I woke up around 2pm yesterday. No problem–it’s summer, right? But I flipped up my laptop’s screen and noticed my lazy morning had caused serious problems for someone (let’s call him “Overeager Colleague”). Two emails were awaiting me in my inbox, both referring to the same, rather trivial problem, which incidentally wasn’t delaying anyone from doing anything and could easily be handled as soon as I put my contacts in. Before I could, though, a little box flashes up in the corner of my email and the title bar read, “Overeager Colleague Says…”*
Overeager Colleague: Abhi, are you there?
I need something taken care of.
I think you just came online–did you just wake up?–I see the green light on.
Damn you, green light.
I proceeded to put up a quick “out the door” status message on my gchat, responded to his email, and then found freedom in just two clicks (take that MLK): “Videos and More – Blocked.” Try it some time, emancipation feels good.
Of course, I’ll still have to deal with his nagging emails and too frequent text messages, but I hope today’s unsubtle intervention teaches him the golden rule of online communication: Chat Friends, Email Work, Phone Family.**
Yes, switching to Gmail for CMC has given us many great things–threaded messaging and document sharing, for example–and most additions are unequivocal goods, especially the undo feature in the @gmail version saving me one or two dumb reply-alls. Chat, though, is a contentious addition, and you know why: the Overeager Colleague is a common plight. Plus, there are the stilted convos with random “friends” (read: unwanted acquaintances) and the awkward “How’s it going” from old flings. On the whole, email chat seems to bring social dangers of TNC together with the professional hassles of open cubicles right into your online home, your inbox. Of course, it has its virtues. One-click video chat beats out Skype for ease and speed, helping sustain long-distance relationships, and group chats make picking dining halls for dinner or movies for a night out relatively painless. Notice the common denominator in those interactions though: they are with people you want to see, people to talk to, your friends.

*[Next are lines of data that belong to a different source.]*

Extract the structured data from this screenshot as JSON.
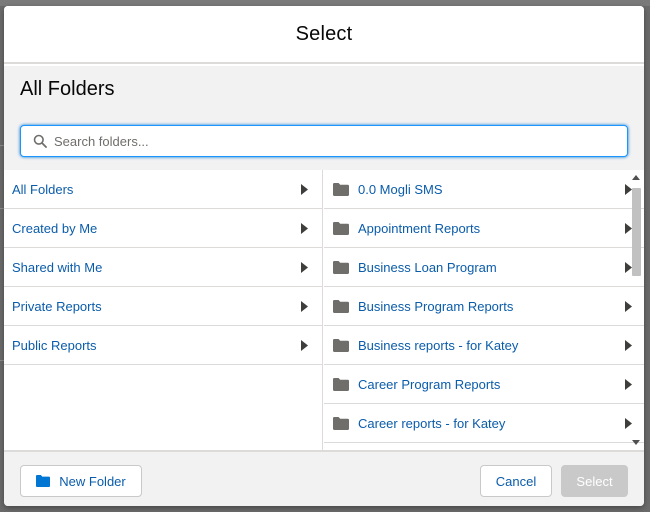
{
  "dialog": {
    "title": "Select",
    "section_title": "All Folders"
  },
  "search": {
    "placeholder": "Search folders...",
    "value": ""
  },
  "left_pane": {
    "items": [
      {
        "label": "All Folders"
      },
      {
        "label": "Created by Me"
      },
      {
        "label": "Shared with Me"
      },
      {
        "label": "Private Reports"
      },
      {
        "label": "Public Reports"
      }
    ]
  },
  "right_pane": {
    "items": [
      {
        "label": "0.0 Mogli SMS",
        "icon": "folder-icon"
      },
      {
        "label": "Appointment Reports",
        "icon": "folder-icon"
      },
      {
        "label": "Business Loan Program",
        "icon": "folder-icon"
      },
      {
        "label": "Business Program Reports",
        "icon": "folder-icon"
      },
      {
        "label": "Business reports - for Katey",
        "icon": "folder-icon"
      },
      {
        "label": "Career Program Reports",
        "icon": "folder-icon"
      },
      {
        "label": "Career reports - for Katey",
        "icon": "folder-icon"
      }
    ]
  },
  "footer": {
    "new_folder_label": "New Folder",
    "cancel_label": "Cancel",
    "select_label": "Select"
  },
  "colors": {
    "link": "#0b5cab",
    "folder_icon": "#706e6b",
    "new_folder_icon": "#0176d3",
    "disabled_button": "#c9c9c9",
    "search_focus": "#1b96ff"
  }
}
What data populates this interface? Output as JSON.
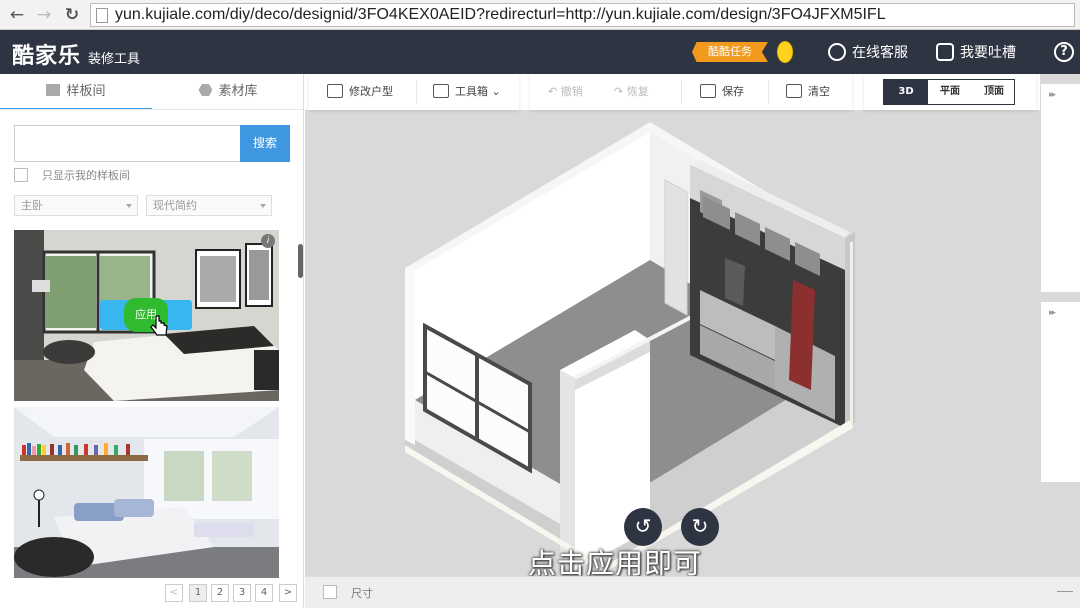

There’s an appeal sure, to using chat for those other things, since it’s by definition quick and faceless. But unlike elevator conversations or quick stops by the office, chat doesn’t have an escape valve. You can’t just casually walk away to get a drink (“brb” implies you’ll be back) or pick up another call (they know you can have multiple windows open).*** No, you’re there chatting, indefinitely. And that’s great for friends–I know it’s helped me battle through a number of all-nighters with fellow brothers-in-arms–and that’s what it should be, a tool not meant to annoy or to coerce, but meant to make life easier and more fun. A way to talk with friends. A way, well, to chat.
But random acquaintances and overeager colleagues take heart, there is always email. Just please let me chat (and sleep) in peace.
*I actually changed his name in my contacts–you can do that and have Google make fun of people. For example, rename TNC’s mistake and enjoy, “Bad Life Decision is Currently Unavailable” or “99 Problems But a Bitch Is Away” But maybe I just have too much free time.
**I’ll continue unpacking this rule over the coming weeks, explaining why I screen calls religiously and end almost every email with the yes overly formal signature, “Best.”
***And to those of you who would say “just go invisible,” blocking yourself from everybody and choosing who you bless with your presence, I say, get over yourself. That’s basically making a two-way street run one direction for your own benefit. That’s not going to get us anywhere.